“We must confront the dark history of slavery and government-sanctioned discrimination in this country that has had many consequences including undermining the ability of Black families to build wealth in America for generations,” Warren has said in a statement to Reuters. “Black families have had a much steeper hill to climb – and we need systemic, structural changes to address that.” she said in the statement.
On her website, Warren introduces plans to help fill financial gaps in housing and entrepreneurship that exist in black communities.
“My housing plan will help families living in formerly redlined areas buy a home and start building the kind of wealth that government-sponsored discrimination denied their parents and grandparents,” the website states. “My plan for entrepreneurs of color will level the playing field by creating a new program with $7 billion in funding to provide grants to entrepreneurs of color.”
3 Bernie Sanders
Sen. Bernie Sanders, D-Vt., has spoken out against racism but also opposed the idea of reparations. While he has supported more research being done about the topic, Sanders explained why he does not want to just blindly give money to the black community.
“Here’s my fear about reparations, and I understand the issue, and I’m on board the legislation that will study the issue,” the Vermont senator previously said at an NAACP convention. “Here’s my fear: The Congress gives the African American community a $20,000 check, and says, ‘Thank you, that took care of slavery, we don’t have to worry about anything more.’ I think that’s wrong, I want to build, rebuild the distressed communities in America.”
Former South Bend Mayor Pete Buttigieg has his own plan for reparations called The Douglass Plan which is outlined on his website.
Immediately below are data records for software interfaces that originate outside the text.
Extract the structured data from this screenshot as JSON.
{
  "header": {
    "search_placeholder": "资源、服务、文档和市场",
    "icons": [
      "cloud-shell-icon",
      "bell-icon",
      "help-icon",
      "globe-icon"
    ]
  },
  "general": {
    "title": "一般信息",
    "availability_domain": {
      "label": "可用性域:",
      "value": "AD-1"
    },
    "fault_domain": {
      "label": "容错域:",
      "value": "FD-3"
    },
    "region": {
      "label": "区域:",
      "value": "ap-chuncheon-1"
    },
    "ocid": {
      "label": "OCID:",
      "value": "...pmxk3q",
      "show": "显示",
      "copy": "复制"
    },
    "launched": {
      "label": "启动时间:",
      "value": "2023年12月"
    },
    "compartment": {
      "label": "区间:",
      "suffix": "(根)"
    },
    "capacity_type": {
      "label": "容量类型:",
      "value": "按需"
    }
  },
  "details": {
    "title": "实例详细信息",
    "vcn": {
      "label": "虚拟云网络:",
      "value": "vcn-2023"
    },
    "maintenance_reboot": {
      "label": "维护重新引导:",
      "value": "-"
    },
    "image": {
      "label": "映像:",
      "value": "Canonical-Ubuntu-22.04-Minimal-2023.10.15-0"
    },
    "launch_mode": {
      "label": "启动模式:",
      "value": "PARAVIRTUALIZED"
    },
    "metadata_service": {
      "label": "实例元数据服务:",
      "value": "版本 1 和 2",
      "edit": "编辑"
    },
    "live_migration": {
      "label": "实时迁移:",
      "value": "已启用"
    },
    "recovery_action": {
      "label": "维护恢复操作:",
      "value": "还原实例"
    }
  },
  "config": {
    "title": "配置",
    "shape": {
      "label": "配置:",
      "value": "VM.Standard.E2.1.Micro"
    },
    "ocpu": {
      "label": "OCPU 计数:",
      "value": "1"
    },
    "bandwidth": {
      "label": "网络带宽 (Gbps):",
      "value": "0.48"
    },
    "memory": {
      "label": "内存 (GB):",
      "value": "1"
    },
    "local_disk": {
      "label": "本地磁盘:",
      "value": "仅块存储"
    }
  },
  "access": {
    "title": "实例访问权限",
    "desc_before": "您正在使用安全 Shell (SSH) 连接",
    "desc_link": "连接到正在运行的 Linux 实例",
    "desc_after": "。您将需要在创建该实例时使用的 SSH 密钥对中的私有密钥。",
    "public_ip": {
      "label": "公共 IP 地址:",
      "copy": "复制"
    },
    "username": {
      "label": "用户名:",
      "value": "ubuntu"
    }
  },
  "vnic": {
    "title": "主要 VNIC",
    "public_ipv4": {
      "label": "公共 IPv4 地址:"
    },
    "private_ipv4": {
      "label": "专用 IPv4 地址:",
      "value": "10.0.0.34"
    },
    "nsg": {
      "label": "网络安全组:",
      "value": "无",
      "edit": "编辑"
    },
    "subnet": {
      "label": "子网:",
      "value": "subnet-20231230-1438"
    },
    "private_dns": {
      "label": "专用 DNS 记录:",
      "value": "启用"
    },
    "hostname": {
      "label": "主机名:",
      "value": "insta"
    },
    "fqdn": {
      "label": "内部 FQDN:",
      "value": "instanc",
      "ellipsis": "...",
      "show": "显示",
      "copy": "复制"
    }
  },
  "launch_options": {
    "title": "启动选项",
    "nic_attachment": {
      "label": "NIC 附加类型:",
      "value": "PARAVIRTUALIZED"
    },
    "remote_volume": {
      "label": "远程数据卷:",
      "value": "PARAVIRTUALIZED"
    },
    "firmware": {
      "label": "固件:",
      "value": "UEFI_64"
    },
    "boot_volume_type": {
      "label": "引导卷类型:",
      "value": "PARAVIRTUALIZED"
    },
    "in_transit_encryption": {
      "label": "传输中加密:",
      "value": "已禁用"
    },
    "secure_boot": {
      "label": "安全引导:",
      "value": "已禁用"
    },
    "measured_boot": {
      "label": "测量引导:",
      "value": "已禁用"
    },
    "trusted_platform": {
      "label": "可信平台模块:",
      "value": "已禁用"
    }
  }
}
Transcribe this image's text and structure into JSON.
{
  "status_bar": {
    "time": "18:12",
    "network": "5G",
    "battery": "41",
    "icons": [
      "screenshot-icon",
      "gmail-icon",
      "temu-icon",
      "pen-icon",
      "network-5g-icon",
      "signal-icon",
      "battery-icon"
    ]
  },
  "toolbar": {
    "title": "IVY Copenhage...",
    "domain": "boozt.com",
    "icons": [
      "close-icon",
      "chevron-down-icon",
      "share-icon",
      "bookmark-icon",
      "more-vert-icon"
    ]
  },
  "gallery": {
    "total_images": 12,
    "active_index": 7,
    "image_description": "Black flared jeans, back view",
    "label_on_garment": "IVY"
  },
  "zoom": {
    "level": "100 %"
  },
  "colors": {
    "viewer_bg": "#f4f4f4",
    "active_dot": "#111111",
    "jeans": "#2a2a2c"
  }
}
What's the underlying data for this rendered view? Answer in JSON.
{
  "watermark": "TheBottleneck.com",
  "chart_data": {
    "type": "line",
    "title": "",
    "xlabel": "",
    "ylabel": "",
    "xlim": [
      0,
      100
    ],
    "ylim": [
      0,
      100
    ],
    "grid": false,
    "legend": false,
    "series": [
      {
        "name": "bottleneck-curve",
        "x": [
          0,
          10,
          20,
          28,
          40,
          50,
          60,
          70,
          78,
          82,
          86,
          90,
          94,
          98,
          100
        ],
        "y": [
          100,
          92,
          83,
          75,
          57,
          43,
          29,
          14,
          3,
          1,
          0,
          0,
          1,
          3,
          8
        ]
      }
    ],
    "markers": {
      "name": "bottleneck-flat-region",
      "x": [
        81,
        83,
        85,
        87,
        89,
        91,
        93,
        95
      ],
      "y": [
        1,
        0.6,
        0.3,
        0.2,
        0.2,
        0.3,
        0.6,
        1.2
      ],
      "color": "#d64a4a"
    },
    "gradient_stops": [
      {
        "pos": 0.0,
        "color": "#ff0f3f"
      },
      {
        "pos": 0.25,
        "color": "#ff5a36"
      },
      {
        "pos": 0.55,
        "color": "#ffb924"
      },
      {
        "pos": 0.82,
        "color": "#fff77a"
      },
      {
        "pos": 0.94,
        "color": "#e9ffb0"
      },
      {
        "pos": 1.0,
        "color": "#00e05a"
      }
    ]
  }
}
“Pete has already committed to creating a commission to propose reparations policies to Congress,” the website states. “The Douglass Plan, which is a complement to any potential reparations proposals, aims to provide the scale and scope necessary for true nationwide restorative justice. Its policies touch every facet of American life, and like the values animating Pete’s campaign, reflect the principles of Freedom, Security, and Democracy.”
5. Amy Klobuchar
Sen. Amy Klobuchar (D-Minn.) has not supported the idea of reparations. Instead, she has approved of investing in communities impacted by racism.
“What we can do is invest in those communities. Acknowledge what’s happened. … Making sure we have that shared dream of opportunity for all Americans,” she said during an interview on NBC’s “Meet the Press.” “…It doesn’t have to be a direct pay for each person.”
6. Joe Biden
Former Vice President Joe Biden has been on record opposing the idea of reparations.
“I don’t feel responsible for the sins of my father and grandfather, I feel responsible for what the situation is today for sins of my own generation and I’ll be damned if I feel responsible to pay for what happened 300 years ago,'” he said in a 1975 interview that was brought onto the Democratic primary debate stage last year.
A spokesperson for his campaign revealed that Biden “believes that we should gather the data necessary to have an informed conversation about reparations, but he has not endorsed a specific bill.”
7. Mike Bloomberg
Former New York City Mayor Mike Bloomberg has supported H.R. 40, the House bill that calls for formal studies to be done about reparations. He has also spoken about plans to give $70 billion to the “100 most disadvantaged neighborhoods,” while creating 1 million new black homeowners and 100,000 new black-owned businesses.
“The exploitation worked exactly as it was designed to — slavery, sharecropping, Jim Crow, segregation and redlining,” Bloomberg said at the Vernon Chapel AME Church earlier this year. “For hundreds of years, America systematically stole black lives, black freedom and black labor. Well, it’s past time to say enough — and to damn well do something about it.